Multiple research studies have confirmed that some of the strongest drivers of employee engagement is ongoing direct supervisory communication, coaching, feedback as well as empathic listening. Supervisors with positive relationships with their employees are twice as likely to encourage engagement than those who have negative ones. Supervisors who take an interest in enabling their employee’s growth and success gets them to actively care about their organization and its success.
- Trusting Relationship
Supervisors who have a positive working relationship with their employees gain their trust and are perceived as honest and authentic. Employees arrive at this conclusion if they believe that their supervisor is good at his/her own job, words match actions and whether he/she has gained the respect of peers and managers in the company. Those who take an active role in developing employees and who actively recognize contributions, reap the rewards of a trusting and engaged workforce as well as the recognition of his/her own managers.
- Feedback and Coaching
Research has shown that a supervisor's ability to provide support and guidance is directly linked to strong engagement and job satisfaction. Ways to support employees include showing openness and availability by listening to ideas, holding regular discussions, both formal and informal to give employees a chance to feel safe to express thoughts and creating opportunities for growth and development.

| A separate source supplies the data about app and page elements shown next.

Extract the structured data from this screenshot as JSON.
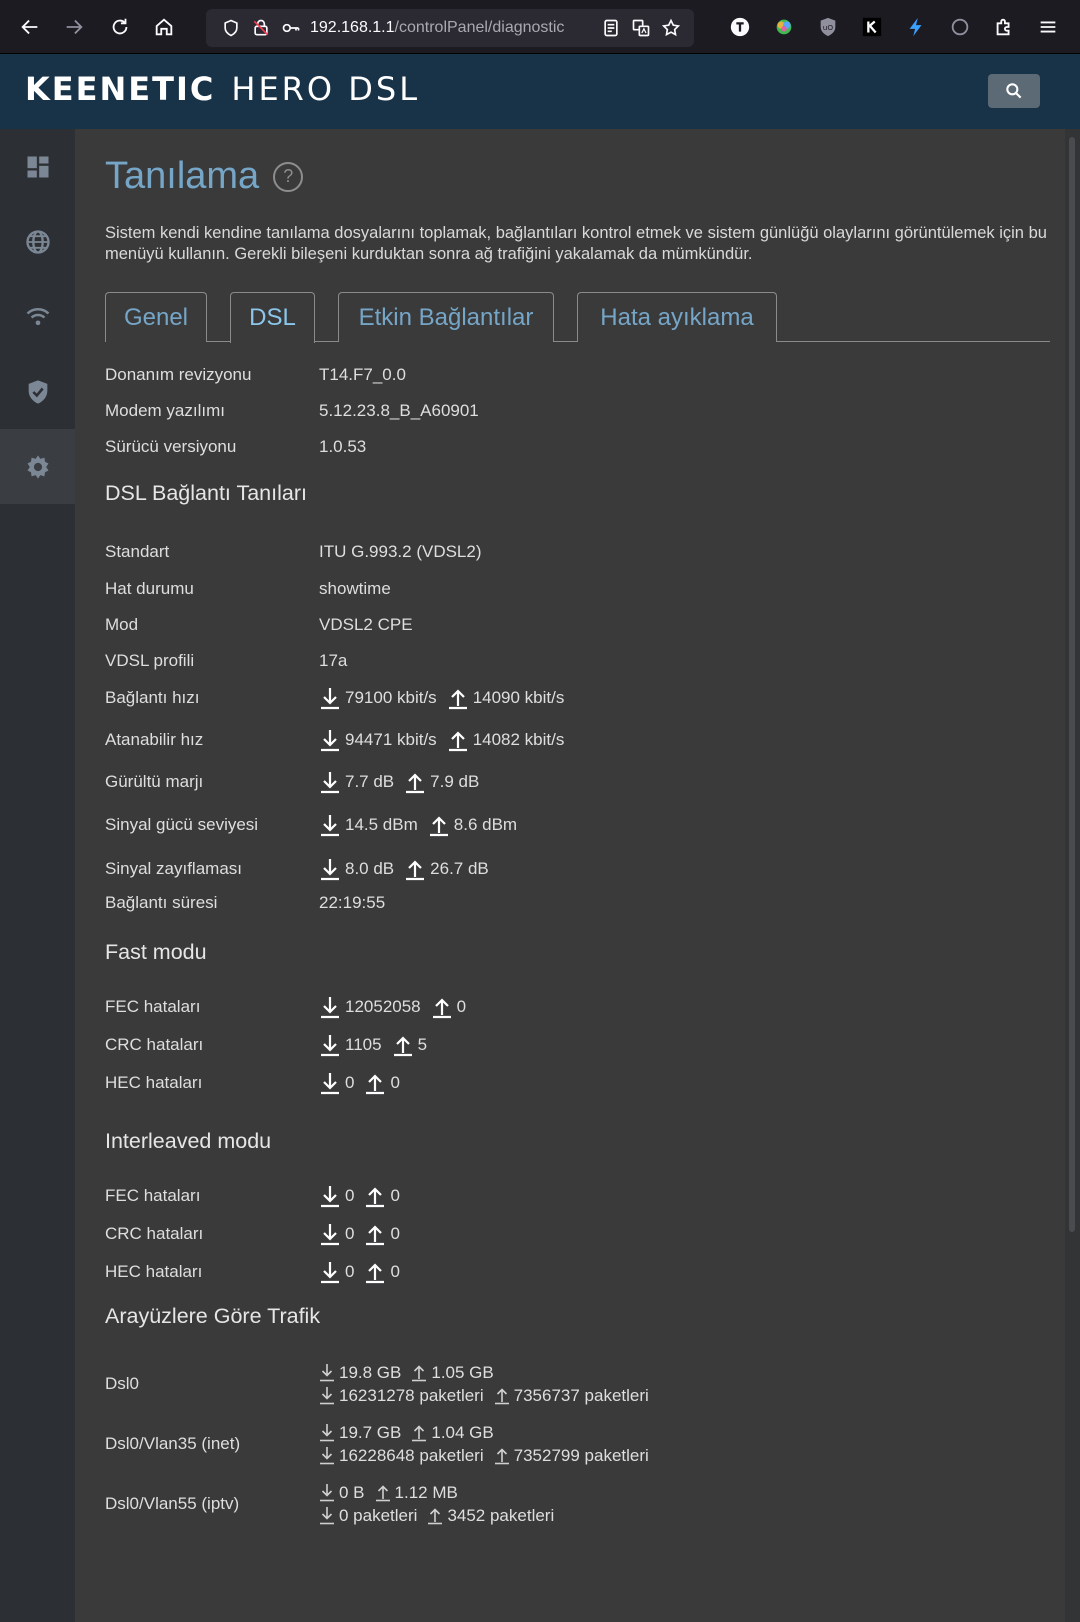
{
  "browser": {
    "url_host": "192.168.1.1",
    "url_path": "/controlPanel/diagnostic"
  },
  "header": {
    "brand": "KEENETIC",
    "model": "HERO DSL"
  },
  "page": {
    "title": "Tanılama",
    "help": "?",
    "description": "Sistem kendi kendine tanılama dosyalarını toplamak, bağlantıları kontrol etmek ve sistem günlüğü olaylarını görüntülemek için bu menüyü kullanın. Gerekli bileşeni kurduktan sonra ağ trafiğini yakalamak da mümkündür."
  },
  "tabs": [
    {
      "label": "Genel",
      "active": false
    },
    {
      "label": "DSL",
      "active": true
    },
    {
      "label": "Etkin Bağlantılar",
      "active": false
    },
    {
      "label": "Hata ayıklama",
      "active": false
    }
  ],
  "info": [
    {
      "label": "Donanım revizyonu",
      "value": "T14.F7_0.0"
    },
    {
      "label": "Modem yazılımı",
      "value": "5.12.23.8_B_A60901"
    },
    {
      "label": "Sürücü versiyonu",
      "value": "1.0.53"
    }
  ],
  "dsl_section": {
    "title": "DSL Bağlantı Tanıları",
    "standart": {
      "label": "Standart",
      "value": "ITU G.993.2 (VDSL2)"
    },
    "hat": {
      "label": "Hat durumu",
      "value": "showtime"
    },
    "mod": {
      "label": "Mod",
      "value": "VDSL2 CPE"
    },
    "profil": {
      "label": "VDSL profili",
      "value": "17a"
    },
    "baglanti_hizi": {
      "label": "Bağlantı hızı",
      "down": "79100 kbit/s",
      "up": "14090 kbit/s"
    },
    "atanabilir_hiz": {
      "label": "Atanabilir hız",
      "down": "94471 kbit/s",
      "up": "14082 kbit/s"
    },
    "gurultu": {
      "label": "Gürültü marjı",
      "down": "7.7 dB",
      "up": "7.9 dB"
    },
    "sinyal_gucu": {
      "label": "Sinyal gücü seviyesi",
      "down": "14.5 dBm",
      "up": "8.6 dBm"
    },
    "zayiflama": {
      "label": "Sinyal zayıflaması",
      "down": "8.0 dB",
      "up": "26.7 dB"
    },
    "sure": {
      "label": "Bağlantı süresi",
      "value": "22:19:55"
    }
  },
  "fast": {
    "title": "Fast modu",
    "fec": {
      "label": "FEC hataları",
      "down": "12052058",
      "up": "0"
    },
    "crc": {
      "label": "CRC hataları",
      "down": "1105",
      "up": "5"
    },
    "hec": {
      "label": "HEC hataları",
      "down": "0",
      "up": "0"
    }
  },
  "interleaved": {
    "title": "Interleaved modu",
    "fec": {
      "label": "FEC hataları",
      "down": "0",
      "up": "0"
    },
    "crc": {
      "label": "CRC hataları",
      "down": "0",
      "up": "0"
    },
    "hec": {
      "label": "HEC hataları",
      "down": "0",
      "up": "0"
    }
  },
  "traffic": {
    "title": "Arayüzlere Göre Trafik",
    "dsl0": {
      "label": "Dsl0",
      "down_bytes": "19.8 GB",
      "up_bytes": "1.05 GB",
      "down_pkts": "16231278 paketleri",
      "up_pkts": "7356737 paketleri"
    },
    "vlan35": {
      "label": "Dsl0/Vlan35 (inet)",
      "down_bytes": "19.7 GB",
      "up_bytes": "1.04 GB",
      "down_pkts": "16228648 paketleri",
      "up_pkts": "7352799 paketleri"
    },
    "vlan55": {
      "label": "Dsl0/Vlan55 (iptv)",
      "down_bytes": "0 B",
      "up_bytes": "1.12 MB",
      "down_pkts": "0 paketleri",
      "up_pkts": "3452 paketleri"
    }
  }
}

An important consideration is that organizations exist in an ever-changing business environment. Successful organizations are able to identify or, better yet, predict possible future changes and factor these eventualities into their overall operations. Therefore, to stay competitive, organizations must anticipate and respond to multiple external and even some internal drivers of performance. The organization must be a "learning" one if it expects to continue being successful going forward. This applies to their production, quality, safety as well as customer satisfaction and loyalty. All their processes practices and procedures need to be aligned as well as integrated into the business and operational systems as well as aligned with organizational business goals to contribute positively to the bottom line.